- **Problem description**
From the first line to the last, write out the records below exactly as they appear.

- **Supplied data**
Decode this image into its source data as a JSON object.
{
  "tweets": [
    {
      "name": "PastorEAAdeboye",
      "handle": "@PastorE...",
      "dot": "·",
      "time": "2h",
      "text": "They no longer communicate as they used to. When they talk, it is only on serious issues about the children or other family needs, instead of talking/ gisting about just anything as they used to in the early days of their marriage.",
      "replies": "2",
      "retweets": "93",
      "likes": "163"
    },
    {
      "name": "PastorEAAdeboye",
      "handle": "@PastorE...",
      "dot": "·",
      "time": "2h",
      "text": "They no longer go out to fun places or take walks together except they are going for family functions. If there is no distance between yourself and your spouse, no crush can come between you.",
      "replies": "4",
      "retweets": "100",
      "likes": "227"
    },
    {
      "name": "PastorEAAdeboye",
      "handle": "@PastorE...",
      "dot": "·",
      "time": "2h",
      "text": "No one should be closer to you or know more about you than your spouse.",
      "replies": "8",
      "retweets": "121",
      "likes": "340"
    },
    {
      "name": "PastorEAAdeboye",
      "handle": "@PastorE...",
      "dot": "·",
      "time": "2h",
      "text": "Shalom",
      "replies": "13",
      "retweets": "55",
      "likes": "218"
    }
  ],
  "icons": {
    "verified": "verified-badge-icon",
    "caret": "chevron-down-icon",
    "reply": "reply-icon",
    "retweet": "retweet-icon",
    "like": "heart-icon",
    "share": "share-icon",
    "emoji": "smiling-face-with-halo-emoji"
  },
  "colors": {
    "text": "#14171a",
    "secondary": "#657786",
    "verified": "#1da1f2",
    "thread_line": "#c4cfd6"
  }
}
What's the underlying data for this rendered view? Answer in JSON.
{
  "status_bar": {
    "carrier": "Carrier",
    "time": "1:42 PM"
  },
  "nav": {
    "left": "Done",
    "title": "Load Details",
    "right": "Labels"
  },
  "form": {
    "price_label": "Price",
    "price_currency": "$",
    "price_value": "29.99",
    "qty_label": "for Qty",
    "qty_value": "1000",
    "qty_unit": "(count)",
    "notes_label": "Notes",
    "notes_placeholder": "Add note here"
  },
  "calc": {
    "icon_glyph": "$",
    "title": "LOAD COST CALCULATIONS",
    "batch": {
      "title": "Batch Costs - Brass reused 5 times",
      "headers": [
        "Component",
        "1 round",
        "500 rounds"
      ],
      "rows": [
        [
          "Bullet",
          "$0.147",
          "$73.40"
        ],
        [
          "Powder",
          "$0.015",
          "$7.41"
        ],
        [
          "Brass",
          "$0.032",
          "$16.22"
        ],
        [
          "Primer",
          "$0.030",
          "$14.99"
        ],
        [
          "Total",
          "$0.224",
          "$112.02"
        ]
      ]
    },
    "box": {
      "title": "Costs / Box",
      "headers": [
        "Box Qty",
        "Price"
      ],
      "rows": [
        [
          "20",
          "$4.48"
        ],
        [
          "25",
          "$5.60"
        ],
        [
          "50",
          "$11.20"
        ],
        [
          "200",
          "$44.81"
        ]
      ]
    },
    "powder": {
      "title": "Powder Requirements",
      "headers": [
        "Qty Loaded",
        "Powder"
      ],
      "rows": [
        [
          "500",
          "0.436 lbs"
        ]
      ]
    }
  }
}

- **Result for this exercise**
Decode this image into its source data as a JSON object.
{
  "tweets": [
    {
      "name": "PastorEAAdeboye",
      "handle": "@PastorE...",
      "dot": "·",
      "time": "2h",
      "text": "They no longer communicate as they used to. When they talk, it is only on serious issues about the children or other family needs, instead of talking/ gisting about just anything as they used to in the early days of their marriage.",
      "replies": "2",
      "retweets": "93",
      "likes": "163"
    },
    {
      "name": "PastorEAAdeboye",
      "handle": "@PastorE...",
      "dot": "·",
      "time": "2h",
      "text": "They no longer go out to fun places or take walks together except they are going for family functions. If there is no distance between yourself and your spouse, no crush can come between you.",
      "replies": "4",
      "retweets": "100",
      "likes": "227"
    },
    {
      "name": "PastorEAAdeboye",
      "handle": "@PastorE...",
      "dot": "·",
      "time": "2h",
      "text": "No one should be closer to you or know more about you than your spouse.",
      "replies": "8",
      "retweets": "121",
      "likes": "340"
    },
    {
      "name": "PastorEAAdeboye",
      "handle": "@PastorE...",
      "dot": "·",
      "time": "2h",
      "text": "Shalom",
      "replies": "13",
      "retweets": "55",
      "likes": "218"
    }
  ],
  "icons": {
    "verified": "verified-badge-icon",
    "caret": "chevron-down-icon",
    "reply": "reply-icon",
    "retweet": "retweet-icon",
    "like": "heart-icon",
    "share": "share-icon",
    "emoji": "smiling-face-with-halo-emoji"
  },
  "colors": {
    "text": "#14171a",
    "secondary": "#657786",
    "verified": "#1da1f2",
    "thread_line": "#c4cfd6"
  }
}
What's the underlying data for this rendered view? Answer in JSON.
{
  "status_bar": {
    "carrier": "Carrier",
    "time": "1:42 PM"
  },
  "nav": {
    "left": "Done",
    "title": "Load Details",
    "right": "Labels"
  },
  "form": {
    "price_label": "Price",
    "price_currency": "$",
    "price_value": "29.99",
    "qty_label": "for Qty",
    "qty_value": "1000",
    "qty_unit": "(count)",
    "notes_label": "Notes",
    "notes_placeholder": "Add note here"
  },
  "calc": {
    "icon_glyph": "$",
    "title": "LOAD COST CALCULATIONS",
    "batch": {
      "title": "Batch Costs - Brass reused 5 times",
      "headers": [
        "Component",
        "1 round",
        "500 rounds"
      ],
      "rows": [
        [
          "Bullet",
          "$0.147",
          "$73.40"
        ],
        [
          "Powder",
          "$0.015",
          "$7.41"
        ],
        [
          "Brass",
          "$0.032",
          "$16.22"
        ],
        [
          "Primer",
          "$0.030",
          "$14.99"
        ],
        [
          "Total",
          "$0.224",
          "$112.02"
        ]
      ]
    },
    "box": {
      "title": "Costs / Box",
      "headers": [
        "Box Qty",
        "Price"
      ],
      "rows": [
        [
          "20",
          "$4.48"
        ],
        [
          "25",
          "$5.60"
        ],
        [
          "50",
          "$11.20"
        ],
        [
          "200",
          "$44.81"
        ]
      ]
    },
    "powder": {
      "title": "Powder Requirements",
      "headers": [
        "Qty Loaded",
        "Powder"
      ],
      "rows": [
        [
          "500",
          "0.436 lbs"
        ]
      ]
    }
  }
}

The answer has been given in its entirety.